The cations are divided into five groups according to their precipitation reactions and the group reagent. Apart from of group V, the cation analysis comprises some procedure sequences which aim to separate the interfering ions and obtain the desired species, which is then confirmed by means of specific tests Abreu et al. On the other hand, despite the existence of proposals for grouping the anions according to their volatility or silver salt reactions, there is a great difficulty in determining the composition of anionic mixtures due to chemical incompatibility or similarity of these species Vogel, Thus, the anion analysis is frequently carried out by means individual tests.
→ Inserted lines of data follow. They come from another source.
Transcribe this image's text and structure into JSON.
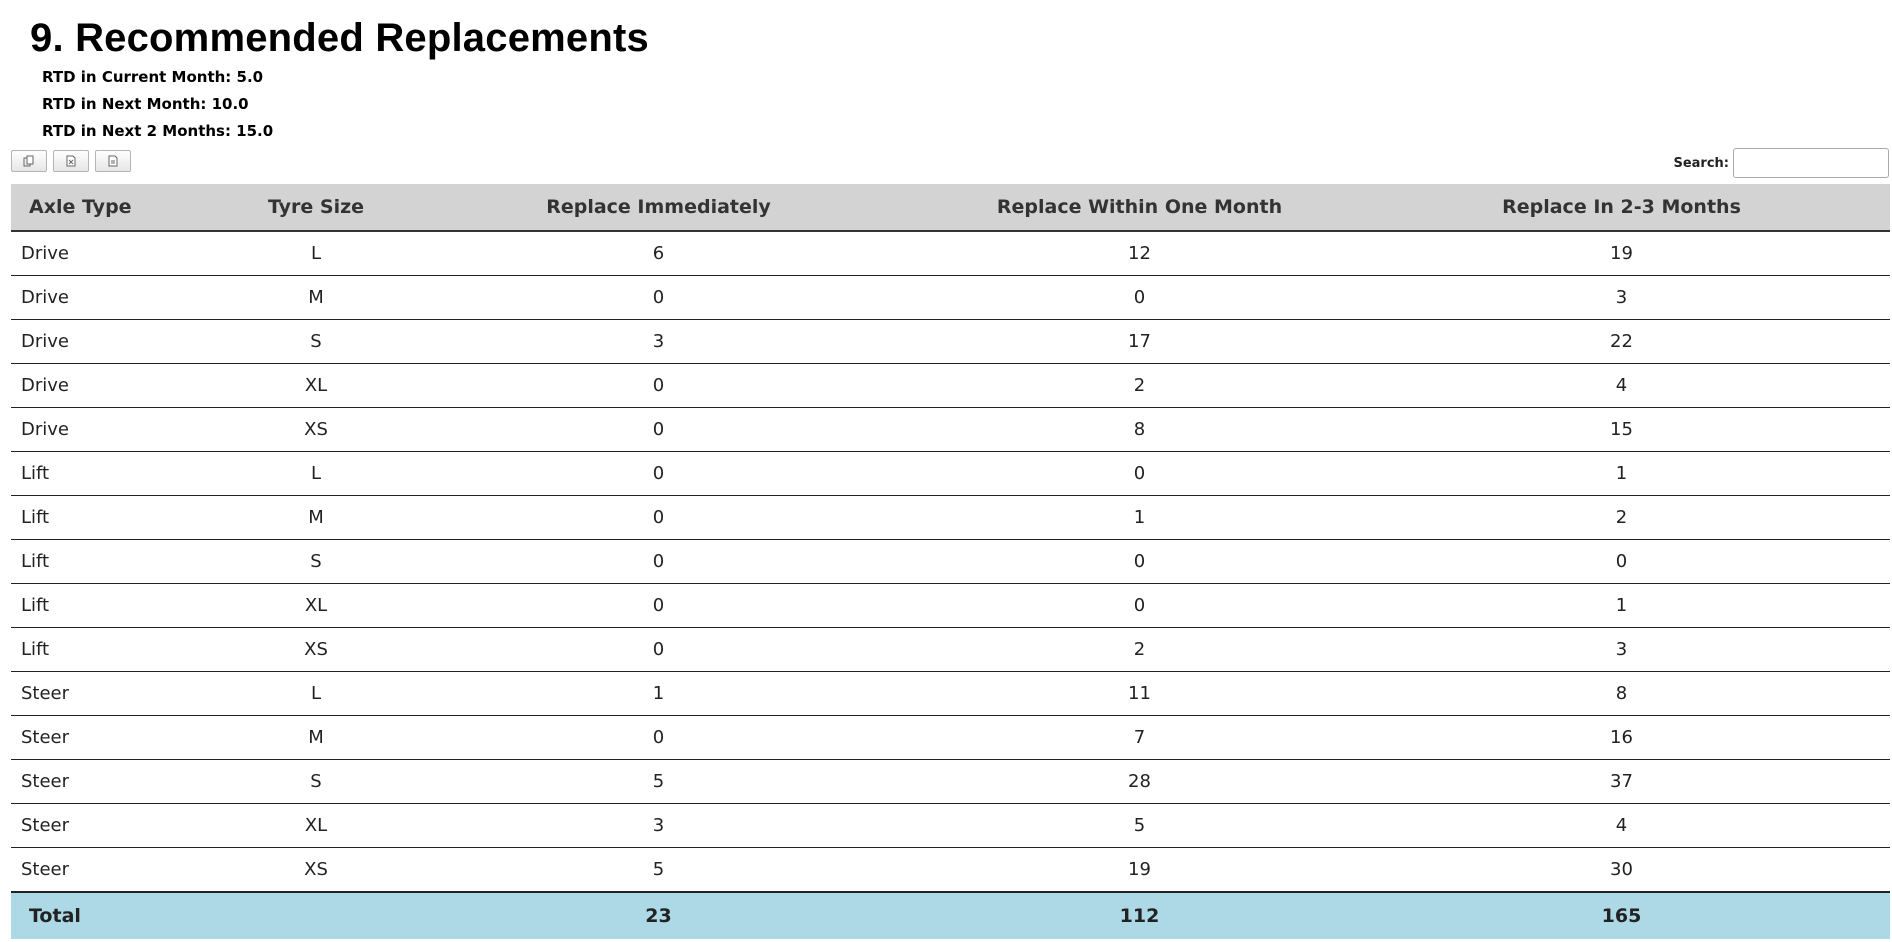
{
  "page": {
    "title": "9.  Recommended Replacements"
  },
  "rtd": [
    {
      "text": "RTD in Current Month: 5.0"
    },
    {
      "text": "RTD in Next Month: 10.0"
    },
    {
      "text": "RTD in Next 2 Months: 15.0"
    }
  ],
  "export_buttons": [
    {
      "icon": "copy-icon"
    },
    {
      "icon": "excel-icon"
    },
    {
      "icon": "pdf-icon"
    }
  ],
  "search": {
    "label": "Search:",
    "value": ""
  },
  "table": {
    "headers": [
      "Axle Type",
      "Tyre Size",
      "Replace Immediately",
      "Replace Within One Month",
      "Replace In 2-3 Months"
    ],
    "rows": [
      [
        "Drive",
        "L",
        "6",
        "12",
        "19"
      ],
      [
        "Drive",
        "M",
        "0",
        "0",
        "3"
      ],
      [
        "Drive",
        "S",
        "3",
        "17",
        "22"
      ],
      [
        "Drive",
        "XL",
        "0",
        "2",
        "4"
      ],
      [
        "Drive",
        "XS",
        "0",
        "8",
        "15"
      ],
      [
        "Lift",
        "L",
        "0",
        "0",
        "1"
      ],
      [
        "Lift",
        "M",
        "0",
        "1",
        "2"
      ],
      [
        "Lift",
        "S",
        "0",
        "0",
        "0"
      ],
      [
        "Lift",
        "XL",
        "0",
        "0",
        "1"
      ],
      [
        "Lift",
        "XS",
        "0",
        "2",
        "3"
      ],
      [
        "Steer",
        "L",
        "1",
        "11",
        "8"
      ],
      [
        "Steer",
        "M",
        "0",
        "7",
        "16"
      ],
      [
        "Steer",
        "S",
        "5",
        "28",
        "37"
      ],
      [
        "Steer",
        "XL",
        "3",
        "5",
        "4"
      ],
      [
        "Steer",
        "XS",
        "5",
        "19",
        "30"
      ]
    ],
    "footer": [
      "Total",
      "",
      "23",
      "112",
      "165"
    ]
  },
  "colors": {
    "header_bg": "#d3d3d3",
    "footer_bg": "#add8e6"
  }
}
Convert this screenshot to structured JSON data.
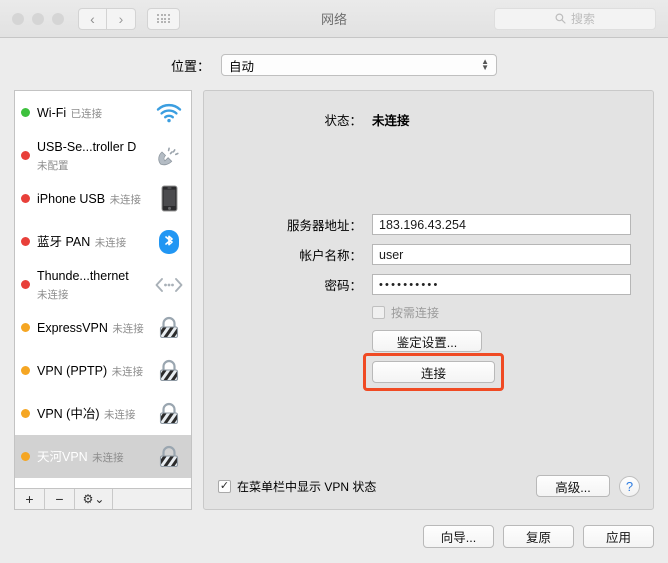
{
  "window": {
    "title": "网络",
    "traffic_lights": [
      "close",
      "minimize",
      "zoom"
    ],
    "nav_back": "‹",
    "nav_forward": "›",
    "search_placeholder": "搜索"
  },
  "location": {
    "label": "位置：",
    "value": "自动"
  },
  "sidebar": {
    "items": [
      {
        "name": "Wi-Fi",
        "status": "已连接",
        "dot": "#3ec13e",
        "icon": "wifi-icon"
      },
      {
        "name": "USB-Se...troller D",
        "status": "未配置",
        "dot": "#e8403a",
        "icon": "modem-icon"
      },
      {
        "name": "iPhone USB",
        "status": "未连接",
        "dot": "#e8403a",
        "icon": "iphone-icon"
      },
      {
        "name": "蓝牙 PAN",
        "status": "未连接",
        "dot": "#e8403a",
        "icon": "bluetooth-icon"
      },
      {
        "name": "Thunde...thernet",
        "status": "未连接",
        "dot": "#e8403a",
        "icon": "thunderbolt-icon"
      },
      {
        "name": "ExpressVPN",
        "status": "未连接",
        "dot": "#f5a623",
        "icon": "vpn-lock-icon"
      },
      {
        "name": "VPN (PPTP)",
        "status": "未连接",
        "dot": "#f5a623",
        "icon": "vpn-lock-icon"
      },
      {
        "name": "VPN (中冶)",
        "status": "未连接",
        "dot": "#f5a623",
        "icon": "vpn-lock-icon"
      },
      {
        "name": "天河VPN",
        "status": "未连接",
        "dot": "#f5a623",
        "icon": "vpn-lock-icon",
        "selected": true
      }
    ],
    "toolbar": {
      "add": "+",
      "remove": "−",
      "gear": "⚙",
      "gear_chevron": "⌄"
    }
  },
  "panel": {
    "status_label": "状态：",
    "status_value": "未连接",
    "fields": [
      {
        "label": "服务器地址：",
        "value": "183.196.43.254"
      },
      {
        "label": "帐户名称：",
        "value": "user"
      },
      {
        "label": "密码：",
        "value": "••••••••••"
      }
    ],
    "on_demand_label": "按需连接",
    "auth_button": "鉴定设置...",
    "connect_button": "连接",
    "show_vpn_status_label": "在菜单栏中显示 VPN 状态",
    "advanced_button": "高级...",
    "help_button": "?",
    "highlight_color": "#f04a23"
  },
  "footer": {
    "assistant": "向导...",
    "revert": "复原",
    "apply": "应用"
  }
}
The systematic approach previously described for the five cation groups allows a fruitful discussion between teacher and students concerning some Chemistry fundamentals concepts, as equilibria of precipitation, acidity and basicity, and solubility. In order to conduct an investigative laboratory the teacher must lead the class to work the chemical knowledge based on macroscopic observation, what can be visualized during the experiment; microscopic interpretation such as scientific theories that explain the studied phenomena; and representational expression, the use of scientific language such as chemical reactions, formulas, graphs and models that represents the phenomena observed Silva, et.
In this sense, our research group developed recently a didactic approach concerning the systematic analysis of the chloride Cl - , bromide Br - and iodide I - anions Souza et al. Our methodology has been satisfactorily applied in Chemistry undergraduate courses at University of Lavras, in Brazil, since In the present work, we report a new laboratory investigative experiment for separation and identification of the carbonate CO 3 2- , phosphate PO 4 3- and chromate CrO 4 2- anions.
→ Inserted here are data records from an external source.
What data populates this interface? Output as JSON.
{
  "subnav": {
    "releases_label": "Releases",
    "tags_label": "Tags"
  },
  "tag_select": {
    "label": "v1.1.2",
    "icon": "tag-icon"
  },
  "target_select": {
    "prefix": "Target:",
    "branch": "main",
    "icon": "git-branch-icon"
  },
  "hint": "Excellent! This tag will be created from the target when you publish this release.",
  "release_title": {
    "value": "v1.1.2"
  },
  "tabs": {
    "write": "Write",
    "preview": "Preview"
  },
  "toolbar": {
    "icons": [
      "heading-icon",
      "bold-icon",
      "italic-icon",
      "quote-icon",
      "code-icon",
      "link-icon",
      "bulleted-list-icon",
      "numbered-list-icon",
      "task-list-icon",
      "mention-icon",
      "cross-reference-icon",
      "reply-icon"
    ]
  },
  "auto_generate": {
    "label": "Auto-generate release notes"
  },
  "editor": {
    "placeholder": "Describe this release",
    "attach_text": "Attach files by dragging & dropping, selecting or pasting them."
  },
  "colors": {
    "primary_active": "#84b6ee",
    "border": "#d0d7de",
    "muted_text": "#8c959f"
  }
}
We believe that the proposed experiment can improve the study of anions in undergraduate courses through the discussion of essential topics in chemistry what also contribute to students training. In addition, questions to the students were suggested in order to encourage their active participation in the experimental work.
For acidity measurements, we recommend J Prolab pH indicator strips with 4 colors. For separations, a centrifuge such as the QTM model Quimis. Use a pipette to add 0. To the stirred resulting mixture add 0. Add 1. Discard the supernatant into appropriated residue flask.
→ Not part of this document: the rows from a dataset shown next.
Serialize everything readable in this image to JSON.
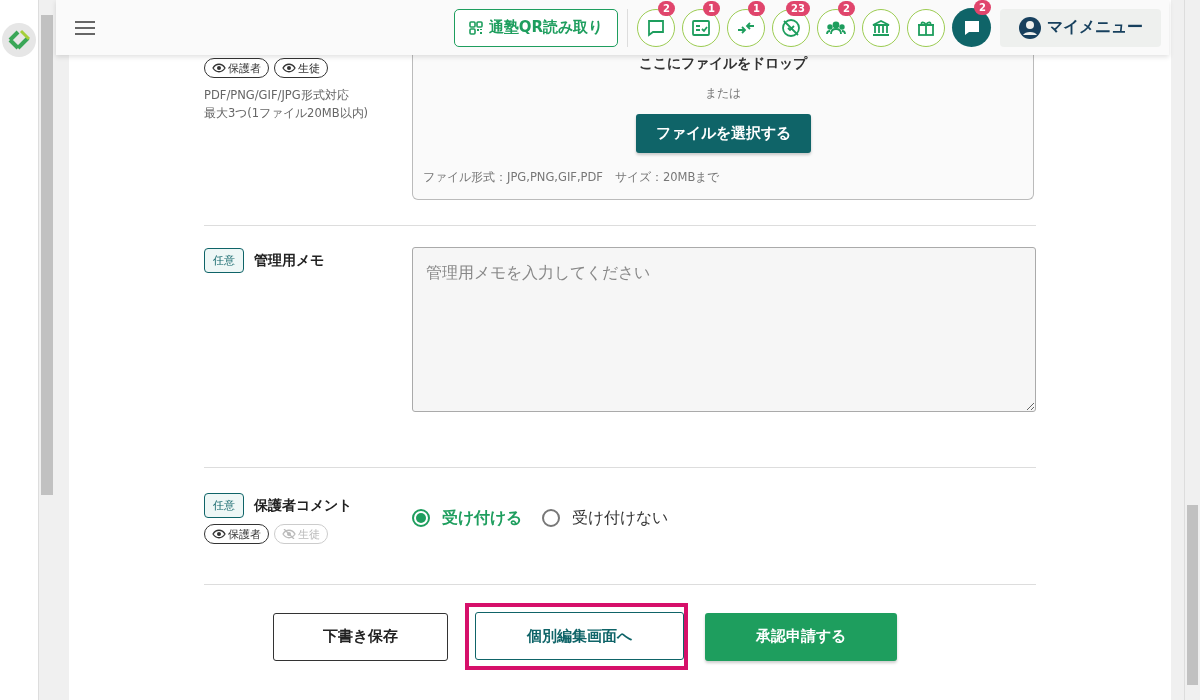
{
  "header": {
    "qr_button": "通塾QR読み取り",
    "icon_buttons": [
      {
        "kind": "chat",
        "badge": "2"
      },
      {
        "kind": "checklist",
        "badge": "1"
      },
      {
        "kind": "arrows",
        "badge": "1"
      },
      {
        "kind": "blocked",
        "badge": "23"
      },
      {
        "kind": "group",
        "badge": "2"
      },
      {
        "kind": "bank"
      },
      {
        "kind": "gift"
      }
    ],
    "chat_button": {
      "badge": "2"
    },
    "my_menu": "マイメニュー"
  },
  "upload": {
    "visibility": [
      {
        "label": "保護者",
        "visible": true
      },
      {
        "label": "生徒",
        "visible": true
      }
    ],
    "notes": [
      "PDF/PNG/GIF/JPG形式対応",
      "最大3つ(1ファイル20MB以内)"
    ],
    "drop_text": "ここにファイルをドロップ",
    "or_text": "または",
    "select_button": "ファイルを選択する",
    "footnote": "ファイル形式：JPG,PNG,GIF,PDF　サイズ：20MBまで"
  },
  "memo": {
    "badge": "任意",
    "label": "管理用メモ",
    "placeholder": "管理用メモを入力してください"
  },
  "comment": {
    "badge": "任意",
    "label": "保護者コメント",
    "visibility": [
      {
        "label": "保護者",
        "visible": true
      },
      {
        "label": "生徒",
        "visible": false
      }
    ],
    "options": [
      {
        "label": "受け付ける",
        "selected": true
      },
      {
        "label": "受け付けない",
        "selected": false
      }
    ]
  },
  "actions": [
    {
      "label": "下書き保存",
      "kind": "outline",
      "highlighted": false
    },
    {
      "label": "個別編集画面へ",
      "kind": "outline",
      "highlighted": true
    },
    {
      "label": "承認申請する",
      "kind": "primary",
      "highlighted": false
    }
  ]
}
Then use the centrifuge for another 3 minutes at RPM. Into the tube B slowly add NaOH 3. At this point, a white solid is formed.
Into tube A, add 1. The pH will reach 2 after solubilization. At this point, observe the color change. Then add 1. This results in a system with two phases. To such system, add the H 2 O 2 3. At first, the teacher should ask the students about the possibility of qualitative separate carbonate, phosphate, and chromate anions in an aqueous solution. For teaching aims, the incomplete flowchart depicted in Figure 1 is presented and discussed. On the basis of this flowchart, the first point introduced corresponds to the precipitation equilibrium and solubility.
In Walther Nernst showed that the equilibrium between an ionic solid and its aqueous solution is governed by a solubility-product constant Ksp. Such product determines a limit to the ionic concentration in aqueous media.
Above such limit, the ions present in the solution will interact to form the solid salt, the precipitate. Butler, When the salts present the same stoichiometry their solubility can be compared by the Kps value. However, for salts of different stoichiometry, it is necessary to calculate molar solubility to determine the species that will precipitate first. The addition of this reagent results in the formation white and yellow precipitates.